**Data for analysis:**
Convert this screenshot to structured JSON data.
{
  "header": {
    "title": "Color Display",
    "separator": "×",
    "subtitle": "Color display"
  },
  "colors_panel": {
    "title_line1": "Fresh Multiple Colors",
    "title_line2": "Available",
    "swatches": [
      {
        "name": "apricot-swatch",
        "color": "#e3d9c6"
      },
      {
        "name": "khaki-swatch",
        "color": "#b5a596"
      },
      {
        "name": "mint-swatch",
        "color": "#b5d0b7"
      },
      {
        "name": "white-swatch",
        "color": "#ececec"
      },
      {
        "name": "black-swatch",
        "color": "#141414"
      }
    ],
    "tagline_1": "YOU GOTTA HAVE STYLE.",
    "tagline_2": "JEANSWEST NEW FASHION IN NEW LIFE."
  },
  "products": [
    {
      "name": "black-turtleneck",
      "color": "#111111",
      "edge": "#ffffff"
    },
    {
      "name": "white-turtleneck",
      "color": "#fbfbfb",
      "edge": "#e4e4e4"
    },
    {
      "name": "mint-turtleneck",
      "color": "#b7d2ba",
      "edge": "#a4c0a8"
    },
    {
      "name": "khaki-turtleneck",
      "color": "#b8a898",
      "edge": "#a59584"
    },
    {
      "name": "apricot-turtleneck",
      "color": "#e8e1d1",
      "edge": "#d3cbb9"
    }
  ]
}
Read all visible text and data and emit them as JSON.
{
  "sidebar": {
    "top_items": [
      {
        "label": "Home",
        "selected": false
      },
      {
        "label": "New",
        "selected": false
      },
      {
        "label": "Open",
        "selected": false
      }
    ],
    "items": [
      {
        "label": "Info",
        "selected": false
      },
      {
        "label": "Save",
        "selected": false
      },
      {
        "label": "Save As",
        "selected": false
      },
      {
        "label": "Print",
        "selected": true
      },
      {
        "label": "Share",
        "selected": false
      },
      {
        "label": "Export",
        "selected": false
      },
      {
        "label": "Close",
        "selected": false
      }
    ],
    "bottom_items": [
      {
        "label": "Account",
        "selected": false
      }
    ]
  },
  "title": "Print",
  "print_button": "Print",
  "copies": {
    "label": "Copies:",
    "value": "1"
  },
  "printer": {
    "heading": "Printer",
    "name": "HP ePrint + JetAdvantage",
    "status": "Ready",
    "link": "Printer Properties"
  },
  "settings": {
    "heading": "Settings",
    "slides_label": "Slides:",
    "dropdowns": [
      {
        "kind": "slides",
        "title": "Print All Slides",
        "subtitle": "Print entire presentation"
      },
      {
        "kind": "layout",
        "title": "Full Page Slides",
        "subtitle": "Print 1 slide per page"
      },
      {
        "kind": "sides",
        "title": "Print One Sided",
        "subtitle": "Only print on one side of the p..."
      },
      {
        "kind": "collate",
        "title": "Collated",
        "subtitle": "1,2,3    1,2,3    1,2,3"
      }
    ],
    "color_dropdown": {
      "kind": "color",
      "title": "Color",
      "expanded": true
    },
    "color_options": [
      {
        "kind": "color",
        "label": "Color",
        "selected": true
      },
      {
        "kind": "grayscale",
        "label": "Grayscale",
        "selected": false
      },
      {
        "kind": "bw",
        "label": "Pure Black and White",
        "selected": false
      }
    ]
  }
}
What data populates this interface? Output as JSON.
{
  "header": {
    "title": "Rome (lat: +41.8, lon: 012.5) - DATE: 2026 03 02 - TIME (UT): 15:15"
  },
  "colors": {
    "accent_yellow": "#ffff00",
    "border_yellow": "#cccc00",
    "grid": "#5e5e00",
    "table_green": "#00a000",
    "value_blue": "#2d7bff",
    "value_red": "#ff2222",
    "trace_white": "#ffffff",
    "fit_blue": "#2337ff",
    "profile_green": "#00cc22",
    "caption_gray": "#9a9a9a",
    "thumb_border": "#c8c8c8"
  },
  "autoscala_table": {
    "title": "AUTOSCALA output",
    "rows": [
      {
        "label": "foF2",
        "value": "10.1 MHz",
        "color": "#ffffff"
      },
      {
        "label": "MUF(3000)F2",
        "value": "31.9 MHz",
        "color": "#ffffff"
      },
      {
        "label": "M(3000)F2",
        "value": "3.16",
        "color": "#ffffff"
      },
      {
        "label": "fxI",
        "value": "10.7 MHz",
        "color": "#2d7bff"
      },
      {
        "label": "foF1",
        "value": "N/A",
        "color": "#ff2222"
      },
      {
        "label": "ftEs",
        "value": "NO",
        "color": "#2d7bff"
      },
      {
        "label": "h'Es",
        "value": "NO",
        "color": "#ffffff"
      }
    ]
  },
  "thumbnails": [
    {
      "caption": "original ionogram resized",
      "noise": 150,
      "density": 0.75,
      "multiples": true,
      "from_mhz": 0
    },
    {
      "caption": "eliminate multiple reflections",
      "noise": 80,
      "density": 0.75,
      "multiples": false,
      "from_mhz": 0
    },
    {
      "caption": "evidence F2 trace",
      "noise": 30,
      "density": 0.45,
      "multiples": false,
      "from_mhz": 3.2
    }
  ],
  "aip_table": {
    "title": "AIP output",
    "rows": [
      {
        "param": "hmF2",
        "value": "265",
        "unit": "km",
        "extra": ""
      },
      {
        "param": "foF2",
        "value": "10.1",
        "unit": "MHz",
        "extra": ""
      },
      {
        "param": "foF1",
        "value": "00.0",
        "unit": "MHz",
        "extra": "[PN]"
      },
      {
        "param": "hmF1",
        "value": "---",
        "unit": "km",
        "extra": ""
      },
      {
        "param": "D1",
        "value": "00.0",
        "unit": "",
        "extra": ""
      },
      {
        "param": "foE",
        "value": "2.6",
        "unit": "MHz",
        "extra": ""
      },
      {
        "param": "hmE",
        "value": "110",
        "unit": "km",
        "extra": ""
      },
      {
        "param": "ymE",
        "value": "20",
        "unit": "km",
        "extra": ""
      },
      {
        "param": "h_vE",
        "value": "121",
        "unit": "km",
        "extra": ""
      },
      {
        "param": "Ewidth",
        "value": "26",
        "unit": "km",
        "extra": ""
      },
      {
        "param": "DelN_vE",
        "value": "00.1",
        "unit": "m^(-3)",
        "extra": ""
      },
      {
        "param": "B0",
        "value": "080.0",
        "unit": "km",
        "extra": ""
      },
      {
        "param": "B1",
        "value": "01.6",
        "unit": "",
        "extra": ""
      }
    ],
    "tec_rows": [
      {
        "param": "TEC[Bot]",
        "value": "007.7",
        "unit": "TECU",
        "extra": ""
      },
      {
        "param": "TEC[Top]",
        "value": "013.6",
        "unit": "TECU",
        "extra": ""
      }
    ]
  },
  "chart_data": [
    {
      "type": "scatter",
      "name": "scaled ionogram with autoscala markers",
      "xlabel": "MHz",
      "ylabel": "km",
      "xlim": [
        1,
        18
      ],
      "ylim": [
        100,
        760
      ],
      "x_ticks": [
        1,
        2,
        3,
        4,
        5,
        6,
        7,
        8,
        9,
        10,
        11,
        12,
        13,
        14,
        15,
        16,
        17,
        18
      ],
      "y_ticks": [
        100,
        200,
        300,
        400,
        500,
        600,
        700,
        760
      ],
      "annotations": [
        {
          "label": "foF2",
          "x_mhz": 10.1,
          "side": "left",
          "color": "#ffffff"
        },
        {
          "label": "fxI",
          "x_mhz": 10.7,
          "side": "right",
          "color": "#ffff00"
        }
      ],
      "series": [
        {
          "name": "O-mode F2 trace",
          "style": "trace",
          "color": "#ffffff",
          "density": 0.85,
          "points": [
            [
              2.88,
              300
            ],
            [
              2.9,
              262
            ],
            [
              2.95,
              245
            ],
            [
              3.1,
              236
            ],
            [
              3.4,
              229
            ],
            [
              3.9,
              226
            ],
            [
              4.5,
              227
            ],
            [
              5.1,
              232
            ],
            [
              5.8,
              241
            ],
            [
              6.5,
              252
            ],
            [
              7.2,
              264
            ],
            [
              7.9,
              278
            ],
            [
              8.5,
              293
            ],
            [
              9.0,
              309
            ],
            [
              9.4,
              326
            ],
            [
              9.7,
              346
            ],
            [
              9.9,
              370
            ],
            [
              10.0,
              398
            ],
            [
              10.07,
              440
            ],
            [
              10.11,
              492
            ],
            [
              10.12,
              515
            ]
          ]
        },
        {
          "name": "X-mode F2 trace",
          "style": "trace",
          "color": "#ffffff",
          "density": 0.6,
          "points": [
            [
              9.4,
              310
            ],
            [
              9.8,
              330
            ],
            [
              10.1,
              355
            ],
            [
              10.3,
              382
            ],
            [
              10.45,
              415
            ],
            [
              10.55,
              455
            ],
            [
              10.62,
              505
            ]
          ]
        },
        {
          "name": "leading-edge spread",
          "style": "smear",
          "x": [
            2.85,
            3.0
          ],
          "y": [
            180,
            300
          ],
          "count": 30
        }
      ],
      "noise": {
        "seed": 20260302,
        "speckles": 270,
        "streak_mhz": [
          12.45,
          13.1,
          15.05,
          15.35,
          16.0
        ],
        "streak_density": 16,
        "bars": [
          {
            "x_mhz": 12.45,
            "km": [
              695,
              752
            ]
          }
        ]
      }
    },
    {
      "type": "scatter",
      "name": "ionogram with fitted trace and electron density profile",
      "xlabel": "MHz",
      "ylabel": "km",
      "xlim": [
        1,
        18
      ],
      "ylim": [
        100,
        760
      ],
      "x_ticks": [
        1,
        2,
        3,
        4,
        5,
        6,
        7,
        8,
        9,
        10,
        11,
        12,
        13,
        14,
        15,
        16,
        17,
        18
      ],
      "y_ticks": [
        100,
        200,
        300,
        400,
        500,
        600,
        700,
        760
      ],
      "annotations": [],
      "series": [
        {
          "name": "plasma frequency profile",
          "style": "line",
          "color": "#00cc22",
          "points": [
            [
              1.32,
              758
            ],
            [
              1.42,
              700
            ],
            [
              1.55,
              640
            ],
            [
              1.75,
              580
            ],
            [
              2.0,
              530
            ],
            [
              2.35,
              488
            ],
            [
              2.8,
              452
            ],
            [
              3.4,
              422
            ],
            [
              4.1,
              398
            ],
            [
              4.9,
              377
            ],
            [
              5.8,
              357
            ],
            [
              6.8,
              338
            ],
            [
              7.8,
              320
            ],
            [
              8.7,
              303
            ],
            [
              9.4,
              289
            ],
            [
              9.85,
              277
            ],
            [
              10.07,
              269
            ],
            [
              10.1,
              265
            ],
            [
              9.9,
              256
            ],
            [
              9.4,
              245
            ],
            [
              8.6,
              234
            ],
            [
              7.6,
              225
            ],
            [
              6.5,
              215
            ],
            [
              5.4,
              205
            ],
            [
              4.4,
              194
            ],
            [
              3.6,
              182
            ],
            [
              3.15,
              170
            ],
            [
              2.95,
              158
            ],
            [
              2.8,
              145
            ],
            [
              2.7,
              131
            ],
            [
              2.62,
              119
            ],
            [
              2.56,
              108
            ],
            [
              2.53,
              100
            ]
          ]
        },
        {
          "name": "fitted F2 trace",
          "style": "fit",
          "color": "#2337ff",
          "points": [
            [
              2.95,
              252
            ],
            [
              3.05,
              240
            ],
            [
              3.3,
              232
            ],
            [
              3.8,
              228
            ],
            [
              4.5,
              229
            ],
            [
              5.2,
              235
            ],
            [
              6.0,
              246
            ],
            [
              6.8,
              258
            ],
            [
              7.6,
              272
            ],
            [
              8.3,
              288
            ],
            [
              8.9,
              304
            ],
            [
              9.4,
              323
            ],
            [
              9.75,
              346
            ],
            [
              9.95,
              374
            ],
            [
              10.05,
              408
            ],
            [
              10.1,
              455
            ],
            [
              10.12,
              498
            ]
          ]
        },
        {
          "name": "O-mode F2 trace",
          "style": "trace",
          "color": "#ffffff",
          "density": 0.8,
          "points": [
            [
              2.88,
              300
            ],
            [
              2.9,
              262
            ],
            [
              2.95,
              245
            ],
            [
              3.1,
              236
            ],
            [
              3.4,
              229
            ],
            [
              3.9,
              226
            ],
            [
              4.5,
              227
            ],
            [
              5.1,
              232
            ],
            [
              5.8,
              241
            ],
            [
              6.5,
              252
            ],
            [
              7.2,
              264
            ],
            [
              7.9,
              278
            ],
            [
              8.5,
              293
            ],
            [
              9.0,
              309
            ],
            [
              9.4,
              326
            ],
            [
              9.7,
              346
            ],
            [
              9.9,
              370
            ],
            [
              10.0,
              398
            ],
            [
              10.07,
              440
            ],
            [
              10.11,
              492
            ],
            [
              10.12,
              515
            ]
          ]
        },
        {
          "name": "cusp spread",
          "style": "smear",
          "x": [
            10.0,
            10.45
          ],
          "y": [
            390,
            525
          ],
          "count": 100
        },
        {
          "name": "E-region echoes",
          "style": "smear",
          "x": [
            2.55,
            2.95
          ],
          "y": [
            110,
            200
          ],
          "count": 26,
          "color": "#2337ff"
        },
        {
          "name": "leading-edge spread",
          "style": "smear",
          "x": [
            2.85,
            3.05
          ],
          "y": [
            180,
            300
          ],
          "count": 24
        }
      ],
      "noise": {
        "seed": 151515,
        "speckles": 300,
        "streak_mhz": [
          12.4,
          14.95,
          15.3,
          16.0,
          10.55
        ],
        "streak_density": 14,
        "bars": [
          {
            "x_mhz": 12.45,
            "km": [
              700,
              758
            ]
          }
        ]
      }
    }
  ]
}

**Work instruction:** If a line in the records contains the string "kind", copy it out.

**Solution to the exercise:**
        "kind": "slides",
        "kind": "layout",
        "kind": "sides",
        "kind": "collate",
      "kind": "color",
        "kind": "color",
        "kind": "grayscale",
        "kind": "bw",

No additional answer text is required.